Reliever Marc Rzepczynski chimed in from the corner: "Frank Viola."
After expected starter Kyle Gibson was scratched late Tuesday with lower back stiffness, his replacement was not the 1988 American League Cy Young Award winner, but rather Anthony Swarzak, a bullpen arm who last started a game in 2012.
"We've seen him a bunch," manager Terry Francona said. "He's not going to pitch different just because he starts. We've seen him a lot. He's aggressive. He throws strikes, and he moves the ball in and out."
Swarzak threw 74 pitches -- 22 more than his season high -- to hold Cleveland to one run on two hits through five innings, more of a Viola performance than anyone in the Indians clubhouse expected.
"Swarzak is such a valuable guy to a team," Francona said. "That's not easy to do what he did. Coming out of the bullpen, and I think he's averaging one-plus [innings] an outing. He goes five, and he held his stuff, which was pretty impressive. That kind of set the game up for them, where they can get to their bullpen and not have to go longer on guys than they wanted to."
Meanwhile, Indians starter Trevor Bauer succumbed to a plucky Twins lineup that sunk the Tribe with timely hitting. The 23-year-old managed a quality start (six innings and three earned runs), but he couldn't hold an early 1-0 lead.
"He threw the ball well," catcher Roberto Perez said. "Some of their hitters just found the hole. I don't think they hit the ball hard, but they just found the hole and scored some runs. You can't do anything about it when you make pitches."
The Indians got on the board in the third inning, but their only lead was short-lived.
David Murphy reached on a single off Swarzak -- the first hit of the day for Cleveland -- and then advanced on a sac bunt by Perez. After a Chris Dickerson walk and a Jason Kipnis popout, Jose Ramirez lined a double into left field that drove in Murphy.
Playing his first big league game since May 19, Ramirez was called up on Wednesday to sub at short while Asdrubal Cabrera works through lower back pain. Ramirez accounted for two of the Tribe's five hits, and he almost got a rally started in the eighth with a single that forced Brian Dozier into a throwing error and put runners on second and third.
But the rookie's third-inning RBI was the only Indians run of the day, thanks in part to an outstanding diving catch by Eduardo Nunez to rob Michael Brantley up the middle and strand the runners.

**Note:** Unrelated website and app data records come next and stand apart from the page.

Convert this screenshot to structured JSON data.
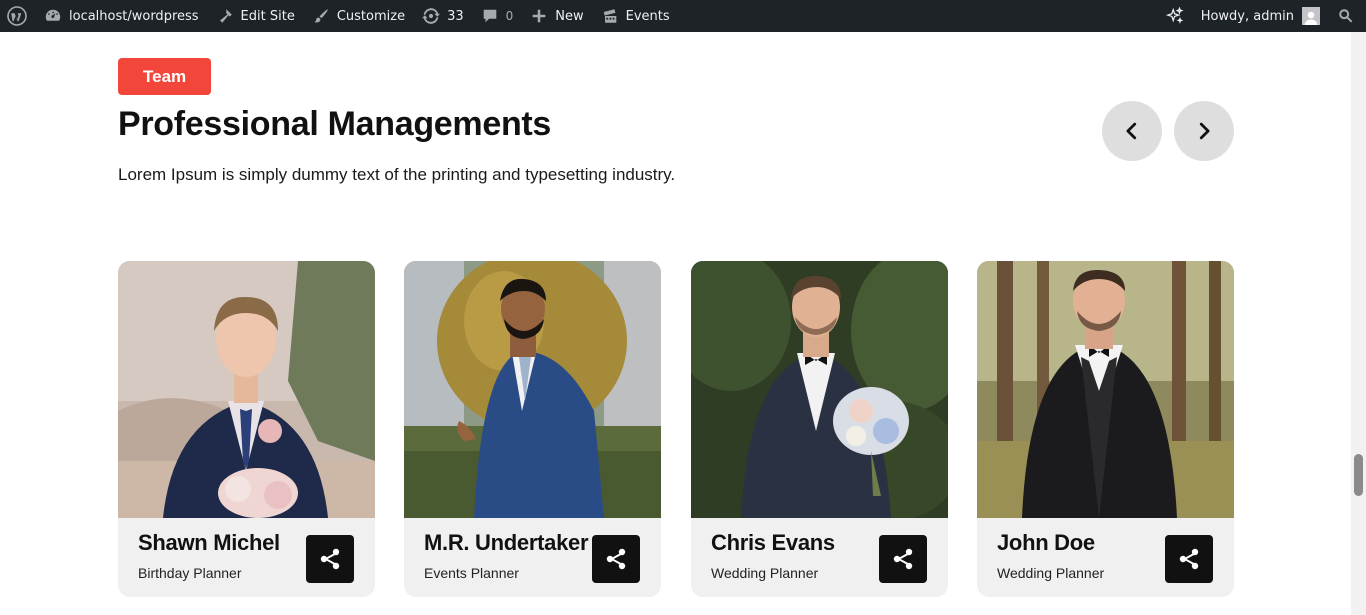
{
  "adminbar": {
    "site": "localhost/wordpress",
    "edit_site": "Edit Site",
    "customize": "Customize",
    "updates_count": "33",
    "comments_count": "0",
    "new": "New",
    "events": "Events",
    "howdy": "Howdy, admin"
  },
  "section": {
    "tag": "Team",
    "title": "Professional Managements",
    "subtitle": "Lorem Ipsum is simply dummy text of the printing and typesetting industry."
  },
  "team": [
    {
      "name": "Shawn Michel",
      "role": "Birthday Planner"
    },
    {
      "name": "M.R. Undertaker",
      "role": "Events Planner"
    },
    {
      "name": "Chris Evans",
      "role": "Wedding Planner"
    },
    {
      "name": "John Doe",
      "role": "Wedding Planner"
    }
  ],
  "colors": {
    "adminbar_bg": "#1d2327",
    "tag_bg": "#f2463b",
    "share_bg": "#111111",
    "card_bg": "#f0f0f0",
    "nav_btn_bg": "#dedede"
  }
}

"That was the play of the game, hands down," Swarzak said. "That's why we won. Great diving play."
Danny Santana tripled to the right-field corner off Bauer in the third, and then came home on a Sam Fuld single up the middle.
After Swarzak sat down six straight Indians, the Twins' lineup went to work again.

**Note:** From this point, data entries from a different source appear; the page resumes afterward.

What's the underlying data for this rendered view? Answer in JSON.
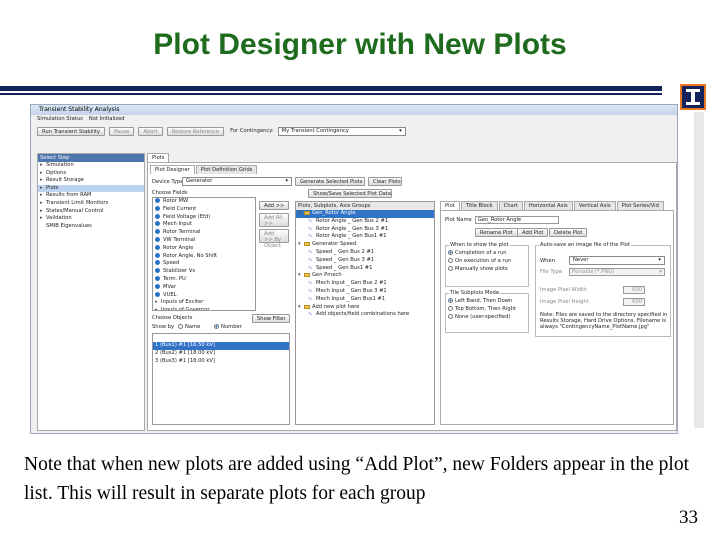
{
  "slide": {
    "title": "Plot Designer with New Plots",
    "caption": "Note that when new plots are added using “Add Plot”, new Folders appear in the plot list.  This will result in separate plots for each group",
    "page_number": "33"
  },
  "app": {
    "window_title": "Transient Stability Analysis",
    "status_label": "Simulation Status",
    "status_value": "Not Initialized",
    "toolbar": {
      "run": "Run Transient Stability",
      "pause": "Pause",
      "abort": "Abort",
      "restore": "Restore Reference",
      "contingency_label": "For Contingency:",
      "contingency_value": "My Transient Contingency"
    },
    "select_step": "Select Step",
    "steps": [
      {
        "label": "Simulation",
        "expandable": true
      },
      {
        "label": "Options",
        "expandable": true
      },
      {
        "label": "Result Storage",
        "expandable": true
      },
      {
        "label": "Plots",
        "expandable": true,
        "selected": true
      },
      {
        "label": "Results from RAM",
        "expandable": true
      },
      {
        "label": "Transient Limit Monitors",
        "expandable": true
      },
      {
        "label": "States/Manual Control",
        "expandable": true
      },
      {
        "label": "Validation",
        "expandable": true
      },
      {
        "label": "SMIB Eigenvalues",
        "expandable": false
      }
    ],
    "main_tabs": [
      "Plot Designer",
      "Plot Definition Grids"
    ],
    "main_tab_top": "Plots",
    "device_type_label": "Device Type",
    "device_type_value": "Generator",
    "choose_fields_label": "Choose Fields",
    "fields": [
      "Rotor MW",
      "Field Current",
      "Field Voltage (Efd)",
      "Mech Input",
      "Rotor Terminal",
      "VW Terminal",
      "Rotor Angle",
      "Rotor Angle, No Shift",
      "Speed",
      "Stabilizer Vs",
      "Term. PU",
      "MVar",
      "VUEL",
      "Inputs of Exciter",
      "Inputs of Governor"
    ],
    "add_btn": "Add >>",
    "add_all_btn": "Add All >>",
    "add_by_obj_btn": "Add >> By Object",
    "choose_objects_label": "Choose Objects",
    "show_by_label": "Show by",
    "show_by_options": [
      "Name",
      "Number"
    ],
    "show_filter_btn": "Show Filter",
    "objects": [
      "1 (Bus1) #1 [16.50 kV]",
      "2 (Bus2) #1 [18.00 kV]",
      "3 (Bus3) #1 [18.00 kV]"
    ],
    "generate_btn": "Generate Selected Plots",
    "clear_plots_btn": "Clear Plots",
    "show_save_btn": "Show/Save Selected Plot Data",
    "plots_header": "Plots, Subplots, Axis Groups",
    "plot_tree": [
      {
        "kind": "folder",
        "label": "Gen_Rotor Angle",
        "level": 0,
        "selected": true
      },
      {
        "kind": "item",
        "label": "Rotor Angle _ Gen Bus 2 #1",
        "level": 1
      },
      {
        "kind": "item",
        "label": "Rotor Angle _ Gen Bus 3 #1",
        "level": 1
      },
      {
        "kind": "item",
        "label": "Rotor Angle _ Gen Bus1 #1",
        "level": 1
      },
      {
        "kind": "folder",
        "label": "Generator Speed",
        "level": 0
      },
      {
        "kind": "item",
        "label": "Speed _ Gen Bus 2 #1",
        "level": 1
      },
      {
        "kind": "item",
        "label": "Speed _ Gen Bus 3 #1",
        "level": 1
      },
      {
        "kind": "item",
        "label": "Speed _ Gen Bus1 #1",
        "level": 1
      },
      {
        "kind": "folder",
        "label": "Gen Pmech",
        "level": 0
      },
      {
        "kind": "item",
        "label": "Mech Input _ Gen Bus 2 #1",
        "level": 1
      },
      {
        "kind": "item",
        "label": "Mech Input _ Gen Bus 3 #1",
        "level": 1
      },
      {
        "kind": "item",
        "label": "Mech Input _ Gen Bus1 #1",
        "level": 1
      },
      {
        "kind": "folder",
        "label": "Add new plot here",
        "level": 0
      },
      {
        "kind": "item",
        "label": "Add objects/field combinations here",
        "level": 1
      }
    ],
    "right_tabs": [
      "Plot",
      "Title Block",
      "Chart",
      "Horizontal Axis",
      "Vertical Axis",
      "Plot Series/Vid"
    ],
    "plot_name_label": "Plot Name",
    "plot_name_value": "Gen_Rotor Angle",
    "rename_btn": "Rename Plot",
    "add_plot_btn": "Add Plot",
    "delete_plot_btn": "Delete Plot",
    "when_show_label": "When to show the plot",
    "when_show_options": [
      "Completion of a run",
      "On execution of a run",
      "Manually show plots"
    ],
    "subplots_label": "Tile Subplots Mode",
    "subplots_options": [
      "Left Band, Then Down",
      "Top Bottom, Then Right",
      "None (user-specified)"
    ],
    "autosave_label": "Auto-save an image file of the Plot",
    "when_label": "When",
    "when_value": "Never",
    "filetype_label": "File Type",
    "filetype_value": "Portable (*.PNG)",
    "image_width_label": "Image Pixel Width",
    "image_width_value": "600",
    "image_height_label": "Image Pixel Height",
    "image_height_value": "600",
    "note": "Note: Files are saved to the directory specified in Results Storage, Hard Drive Options. Filename is always \"ContingencyName_PlotName.jpg\""
  }
}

Santana singled and advanced on a wild pitch before Dozier doubled him home for Minnesota's first lead. One inning later, Oswaldo Arcia sent a 2-2, two-out fastball from Bauer packing to the right-field concourse.
"It was exactly where I wanted to put it," Bauer said. "Good for him. He hit a good pitch. Sold out for it."
Cleveland's last real threat came in the eighth, after Ramirez's second hit and Dozier's error.
"Because of his speed, he gave us another chance where Dozier tried to glove it over there," Francona said. "So we got the tying run on second with Brantley hitting. We'll take that."
But there would be no heroics on Wednesday afternoon, as Brantley popped out to third base to end the inning.
Both teams' relievers did solid work in the later innings, and the Indians couldn't do much against a bullpen platoon capped by All-Star Glen Perkins, who collected his 24th save.
Wednesday's result was the Indians' second loss in three games against the Twins. Cleveland had not lost a series since June 27-29 at Seattle, and the Tribe hovers one game over .500 at 51-50.